“If this were 1968, the press would be all over Dead Horse One and hail them as the new kings of the psychedelic scene” Así se abre la crítica sobre este debut del combo francés Dead Horse One: Heavenly choir of jet engines.
Y así precisamente es como suena, como un coro celestial de motores. Su característico sonido basado en el muro de distorsión no es precisamente nuevo, ni siquiera su contenido es novedoso. Pero su mezcla de Shoegaze y Psicodelia es lo suficientemente atractiva como para hacer de este Heavenly choir of jet engines un disco altamente adictivo.
Alone y He goes down, los dos primeros temas son absolutamente epatantes. Su introducción con guitarras de doce cuerdas nos da una idea de lo que nos vamos a encontrar, una especie de cruce de caminos entre Brian Jonestown Massacre y Ride. To pretend deriva el camino hacia territorios más Psicodélicos, y Cruel winter, el corte que cierra el disco, es quizás el que no encuentre un acomodo exacto en el lote, su aire de pelos cardados a lo Robert Smith así lo delata.
Prometen álbum de debut para comienzos del próximo año, producido por Mark Gardener y a menos que tenga otros cuatro o cinco momentos como los que se disfrutan aquí, seguro que se convertirá en un gran disco.
“If this were 1968, the press would be all over Dead Horse One and hail them as the new kings of the psychedelic scene. Every music aficionado would know about Heavenly Choir of Jet Engines, and everybody would want a piece of these guys. However, this is 2012, and good psychedelic music gets limited press. The band’s members, Olivier Debard, Jérome Simonian and Antoine Pinet, have seemed to make an EP that does fantastic justice to the genre. Although they classify their sound as shoegaze/psychedelic, there are more traces of psychedelic than shoegaze. Psychedelic shoegaze? Now there’s a genre I’d like to see one day but I digress.

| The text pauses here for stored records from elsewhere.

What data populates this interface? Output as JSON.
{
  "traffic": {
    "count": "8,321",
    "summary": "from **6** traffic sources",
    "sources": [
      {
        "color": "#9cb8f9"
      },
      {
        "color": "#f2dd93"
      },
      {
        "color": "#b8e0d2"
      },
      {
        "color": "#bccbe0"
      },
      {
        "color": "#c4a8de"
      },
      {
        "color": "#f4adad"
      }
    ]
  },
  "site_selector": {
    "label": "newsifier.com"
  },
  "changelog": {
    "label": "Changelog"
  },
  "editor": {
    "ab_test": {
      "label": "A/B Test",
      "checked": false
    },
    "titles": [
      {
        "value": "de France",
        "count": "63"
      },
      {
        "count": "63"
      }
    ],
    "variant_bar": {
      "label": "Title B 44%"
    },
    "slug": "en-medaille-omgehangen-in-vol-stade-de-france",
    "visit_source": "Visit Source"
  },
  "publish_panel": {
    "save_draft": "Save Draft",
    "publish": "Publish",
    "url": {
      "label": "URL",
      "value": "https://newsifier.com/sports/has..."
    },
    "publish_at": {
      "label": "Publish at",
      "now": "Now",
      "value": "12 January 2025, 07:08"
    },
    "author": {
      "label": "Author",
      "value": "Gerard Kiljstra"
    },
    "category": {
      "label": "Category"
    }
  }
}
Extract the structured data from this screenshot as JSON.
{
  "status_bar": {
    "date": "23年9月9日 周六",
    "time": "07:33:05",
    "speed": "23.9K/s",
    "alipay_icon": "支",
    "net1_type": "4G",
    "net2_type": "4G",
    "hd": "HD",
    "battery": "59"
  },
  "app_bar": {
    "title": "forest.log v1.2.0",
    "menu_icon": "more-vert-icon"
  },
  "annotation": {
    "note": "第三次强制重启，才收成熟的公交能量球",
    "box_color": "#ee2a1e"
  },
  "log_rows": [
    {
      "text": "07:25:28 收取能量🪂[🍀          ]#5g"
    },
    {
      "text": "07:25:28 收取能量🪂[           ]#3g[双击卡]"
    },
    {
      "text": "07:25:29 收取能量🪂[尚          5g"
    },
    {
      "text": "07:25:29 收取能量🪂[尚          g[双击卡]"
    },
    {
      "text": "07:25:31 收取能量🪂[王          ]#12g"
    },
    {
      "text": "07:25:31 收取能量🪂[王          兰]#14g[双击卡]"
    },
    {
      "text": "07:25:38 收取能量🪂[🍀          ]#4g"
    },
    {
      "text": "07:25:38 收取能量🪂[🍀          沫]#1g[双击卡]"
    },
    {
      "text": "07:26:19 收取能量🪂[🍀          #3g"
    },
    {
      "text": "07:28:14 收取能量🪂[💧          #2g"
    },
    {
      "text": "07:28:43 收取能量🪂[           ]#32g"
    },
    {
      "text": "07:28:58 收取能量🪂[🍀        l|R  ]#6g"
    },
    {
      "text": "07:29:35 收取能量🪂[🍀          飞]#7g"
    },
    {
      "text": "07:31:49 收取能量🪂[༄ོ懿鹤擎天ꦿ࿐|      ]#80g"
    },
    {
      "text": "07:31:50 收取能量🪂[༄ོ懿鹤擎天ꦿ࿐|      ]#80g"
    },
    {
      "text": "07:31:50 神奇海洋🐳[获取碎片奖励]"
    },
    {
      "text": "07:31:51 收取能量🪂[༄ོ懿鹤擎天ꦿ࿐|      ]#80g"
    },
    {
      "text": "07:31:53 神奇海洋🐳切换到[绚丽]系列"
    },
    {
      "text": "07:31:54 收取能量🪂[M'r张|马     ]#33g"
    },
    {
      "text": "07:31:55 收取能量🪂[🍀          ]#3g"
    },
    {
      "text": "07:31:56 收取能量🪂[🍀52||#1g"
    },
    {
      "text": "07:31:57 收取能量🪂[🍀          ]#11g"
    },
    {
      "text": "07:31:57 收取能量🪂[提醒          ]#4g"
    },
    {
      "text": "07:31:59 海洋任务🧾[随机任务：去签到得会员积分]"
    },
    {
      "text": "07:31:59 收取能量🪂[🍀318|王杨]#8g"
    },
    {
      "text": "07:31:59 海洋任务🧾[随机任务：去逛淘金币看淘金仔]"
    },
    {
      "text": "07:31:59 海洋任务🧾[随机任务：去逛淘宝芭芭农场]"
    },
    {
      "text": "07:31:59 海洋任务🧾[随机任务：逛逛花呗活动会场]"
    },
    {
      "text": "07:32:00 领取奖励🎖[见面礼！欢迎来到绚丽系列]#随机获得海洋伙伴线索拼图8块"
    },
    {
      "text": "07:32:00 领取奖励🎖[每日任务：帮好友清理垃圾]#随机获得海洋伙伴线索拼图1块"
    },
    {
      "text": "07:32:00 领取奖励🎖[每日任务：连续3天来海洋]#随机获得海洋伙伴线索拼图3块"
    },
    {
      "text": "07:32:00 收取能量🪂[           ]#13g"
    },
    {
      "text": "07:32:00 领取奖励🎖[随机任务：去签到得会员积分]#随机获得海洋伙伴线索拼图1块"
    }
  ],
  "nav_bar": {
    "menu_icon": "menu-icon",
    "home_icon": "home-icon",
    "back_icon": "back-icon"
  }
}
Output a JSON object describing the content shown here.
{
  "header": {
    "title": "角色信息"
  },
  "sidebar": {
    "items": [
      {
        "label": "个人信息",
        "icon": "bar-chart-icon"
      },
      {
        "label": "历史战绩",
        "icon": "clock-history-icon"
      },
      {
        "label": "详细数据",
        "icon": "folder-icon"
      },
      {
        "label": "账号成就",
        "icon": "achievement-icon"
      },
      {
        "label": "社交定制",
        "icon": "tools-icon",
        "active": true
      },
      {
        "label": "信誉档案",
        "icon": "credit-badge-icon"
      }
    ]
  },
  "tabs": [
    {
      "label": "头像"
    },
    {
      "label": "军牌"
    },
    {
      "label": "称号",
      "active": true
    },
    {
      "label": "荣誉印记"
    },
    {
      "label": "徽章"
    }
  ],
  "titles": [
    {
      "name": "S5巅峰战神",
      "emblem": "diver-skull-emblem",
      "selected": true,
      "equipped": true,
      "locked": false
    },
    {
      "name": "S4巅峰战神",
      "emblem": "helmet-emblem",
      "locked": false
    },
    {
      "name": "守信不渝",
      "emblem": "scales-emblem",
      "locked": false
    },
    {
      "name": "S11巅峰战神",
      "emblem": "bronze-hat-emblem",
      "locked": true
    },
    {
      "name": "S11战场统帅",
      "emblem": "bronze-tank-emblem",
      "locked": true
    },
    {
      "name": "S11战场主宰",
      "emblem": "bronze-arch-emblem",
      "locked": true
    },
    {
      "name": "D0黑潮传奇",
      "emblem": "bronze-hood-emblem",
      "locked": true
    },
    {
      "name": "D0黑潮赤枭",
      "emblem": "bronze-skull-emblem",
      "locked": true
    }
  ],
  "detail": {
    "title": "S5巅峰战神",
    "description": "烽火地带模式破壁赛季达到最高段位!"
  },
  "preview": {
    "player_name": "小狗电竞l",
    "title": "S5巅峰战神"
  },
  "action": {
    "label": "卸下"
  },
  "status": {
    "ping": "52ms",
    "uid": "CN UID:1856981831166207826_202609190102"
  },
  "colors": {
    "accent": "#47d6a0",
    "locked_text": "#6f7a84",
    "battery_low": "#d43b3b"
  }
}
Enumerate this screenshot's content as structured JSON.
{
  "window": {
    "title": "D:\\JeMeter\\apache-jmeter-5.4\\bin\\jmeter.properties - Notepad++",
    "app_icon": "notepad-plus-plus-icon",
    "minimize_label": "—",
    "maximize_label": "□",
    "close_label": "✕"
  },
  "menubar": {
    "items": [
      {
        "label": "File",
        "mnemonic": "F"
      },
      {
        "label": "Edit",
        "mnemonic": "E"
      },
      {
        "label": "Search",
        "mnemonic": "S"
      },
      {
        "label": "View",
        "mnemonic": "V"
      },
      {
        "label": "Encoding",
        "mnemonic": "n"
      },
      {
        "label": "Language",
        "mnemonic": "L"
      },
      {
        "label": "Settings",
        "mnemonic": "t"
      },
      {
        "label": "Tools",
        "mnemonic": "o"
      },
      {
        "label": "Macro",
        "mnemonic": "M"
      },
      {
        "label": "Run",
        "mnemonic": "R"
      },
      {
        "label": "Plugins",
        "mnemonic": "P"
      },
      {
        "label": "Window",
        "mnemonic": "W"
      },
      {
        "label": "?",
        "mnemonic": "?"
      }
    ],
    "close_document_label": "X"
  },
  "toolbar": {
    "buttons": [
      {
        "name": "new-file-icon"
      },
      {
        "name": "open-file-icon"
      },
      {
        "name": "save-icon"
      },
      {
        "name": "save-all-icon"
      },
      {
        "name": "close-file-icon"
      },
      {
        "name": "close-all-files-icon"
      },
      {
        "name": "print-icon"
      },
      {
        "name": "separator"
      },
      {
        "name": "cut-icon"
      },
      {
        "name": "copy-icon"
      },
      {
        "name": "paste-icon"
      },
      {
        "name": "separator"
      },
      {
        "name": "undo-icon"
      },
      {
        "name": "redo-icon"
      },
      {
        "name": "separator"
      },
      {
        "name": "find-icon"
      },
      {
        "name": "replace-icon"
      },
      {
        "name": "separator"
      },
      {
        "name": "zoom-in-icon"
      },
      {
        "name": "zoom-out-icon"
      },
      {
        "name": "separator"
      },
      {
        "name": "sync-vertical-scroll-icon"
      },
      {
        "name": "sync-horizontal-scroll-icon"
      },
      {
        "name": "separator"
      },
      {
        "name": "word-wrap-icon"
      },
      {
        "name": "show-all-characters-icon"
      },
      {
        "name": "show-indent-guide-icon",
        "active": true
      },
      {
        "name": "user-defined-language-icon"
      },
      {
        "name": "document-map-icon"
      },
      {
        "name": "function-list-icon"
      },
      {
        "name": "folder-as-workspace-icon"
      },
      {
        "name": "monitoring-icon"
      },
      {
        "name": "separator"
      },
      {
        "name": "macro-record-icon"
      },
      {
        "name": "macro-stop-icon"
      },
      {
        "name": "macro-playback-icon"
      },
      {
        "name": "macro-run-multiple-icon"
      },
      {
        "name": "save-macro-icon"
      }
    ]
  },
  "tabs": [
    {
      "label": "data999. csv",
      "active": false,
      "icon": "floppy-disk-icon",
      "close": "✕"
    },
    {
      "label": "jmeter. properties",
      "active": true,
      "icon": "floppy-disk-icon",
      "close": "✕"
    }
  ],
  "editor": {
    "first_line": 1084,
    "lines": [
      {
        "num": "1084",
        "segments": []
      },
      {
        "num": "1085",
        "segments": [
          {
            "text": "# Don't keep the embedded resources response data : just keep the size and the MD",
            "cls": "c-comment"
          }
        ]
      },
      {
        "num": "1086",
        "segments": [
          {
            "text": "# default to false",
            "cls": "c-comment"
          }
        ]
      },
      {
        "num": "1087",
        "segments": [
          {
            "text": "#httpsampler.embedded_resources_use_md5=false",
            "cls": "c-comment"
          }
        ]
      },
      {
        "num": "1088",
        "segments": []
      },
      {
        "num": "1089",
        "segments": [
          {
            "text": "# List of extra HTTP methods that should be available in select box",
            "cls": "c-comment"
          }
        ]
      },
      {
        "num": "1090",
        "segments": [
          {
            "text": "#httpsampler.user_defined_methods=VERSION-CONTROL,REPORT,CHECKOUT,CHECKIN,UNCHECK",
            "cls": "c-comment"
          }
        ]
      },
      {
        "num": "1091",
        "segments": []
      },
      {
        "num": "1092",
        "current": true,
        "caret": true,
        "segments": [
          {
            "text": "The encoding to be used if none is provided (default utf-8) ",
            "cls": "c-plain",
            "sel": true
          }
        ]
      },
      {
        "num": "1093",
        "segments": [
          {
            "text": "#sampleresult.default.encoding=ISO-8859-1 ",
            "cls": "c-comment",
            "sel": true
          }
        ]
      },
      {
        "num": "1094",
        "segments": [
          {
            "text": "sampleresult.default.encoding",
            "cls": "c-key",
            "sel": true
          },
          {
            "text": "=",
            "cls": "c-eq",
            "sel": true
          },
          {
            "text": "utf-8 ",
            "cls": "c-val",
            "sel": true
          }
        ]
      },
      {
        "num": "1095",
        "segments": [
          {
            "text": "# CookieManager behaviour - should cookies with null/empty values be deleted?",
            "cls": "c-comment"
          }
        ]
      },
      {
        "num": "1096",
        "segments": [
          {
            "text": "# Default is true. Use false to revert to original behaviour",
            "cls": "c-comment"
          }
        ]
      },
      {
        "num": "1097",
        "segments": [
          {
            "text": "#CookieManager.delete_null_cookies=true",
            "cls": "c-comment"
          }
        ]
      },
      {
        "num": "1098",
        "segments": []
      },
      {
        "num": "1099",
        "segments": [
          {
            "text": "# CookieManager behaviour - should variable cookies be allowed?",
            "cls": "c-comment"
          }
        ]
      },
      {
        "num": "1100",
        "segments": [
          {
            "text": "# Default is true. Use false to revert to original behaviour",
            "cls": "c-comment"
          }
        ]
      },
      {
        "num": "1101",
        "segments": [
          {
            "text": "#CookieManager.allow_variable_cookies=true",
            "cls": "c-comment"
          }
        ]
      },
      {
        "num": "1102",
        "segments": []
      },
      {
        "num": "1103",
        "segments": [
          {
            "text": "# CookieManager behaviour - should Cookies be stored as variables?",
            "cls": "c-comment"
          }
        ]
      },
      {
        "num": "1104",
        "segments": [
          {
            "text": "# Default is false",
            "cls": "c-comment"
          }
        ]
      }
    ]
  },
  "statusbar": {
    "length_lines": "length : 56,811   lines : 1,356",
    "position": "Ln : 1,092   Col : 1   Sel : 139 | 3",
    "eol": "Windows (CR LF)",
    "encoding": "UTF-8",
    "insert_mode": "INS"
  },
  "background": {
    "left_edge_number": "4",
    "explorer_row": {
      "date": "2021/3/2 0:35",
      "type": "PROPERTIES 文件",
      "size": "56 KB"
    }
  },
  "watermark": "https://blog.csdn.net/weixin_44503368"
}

Let’s talk about the music. “Alone” and “He Goes Down”, I’m calling it, are two of the best back-to-back tracks that I could ask for due to the bipolar nature of them. “Alone” is a dark song that sounds like post-punk toppled off with the sweet distortion of acid rock, and “He Goes Down” has a nice, smooth, jangly quality to it, not to mention a hint of the days of simplistic, yet catchy-as-hell solos (if you hear it, you’ll know exactly what I’m talking about). “To Pretend” and “Cruel Winter” unfortunately don’t have the same qualities to them, and they are weaker than their two predecessors. That doesn’t mean they’re bad, quite the opposite; they’re very good additions to Heavenly Choir of Jet Engines, but the first two tracks are just so phenomenally done, expectations were set too high.
The form of production that dominates A Heavenly Choir of Jet Engines is the all-so-familiar ‘wall of sound’ technique, which is actually done quite well here. Although it’s not necessarily a shoegaze record, this form of production actually works in its favor. It’s very reminiscent of 70s hard rock with the semi-primitive production. One thing I noticed after repeat listens are all the background instruments, such as keyboard subtly keeping the groove in the distance. It’s tiny additions like that which make me absolutely love the job I have.
Who would love this EP? Fans of psychedelic rock, guaranteed. And if you’re not a fan, maybe it could be a nice introduction, at least to the modern scene. Am I going to go out and declare it to be my new obsession? No, it’s not my new obsession. No, it’s not the best thing I’ve heard all year. Yes, it is something that I’ve been wanting for quite some time, and yes, it is definitely worth listening to. Judging by the quality of this release, I’m waiting with high hopes for the next release from Dead Horse One, and I hope that I’m not alone with those hopes!” (The Real Music)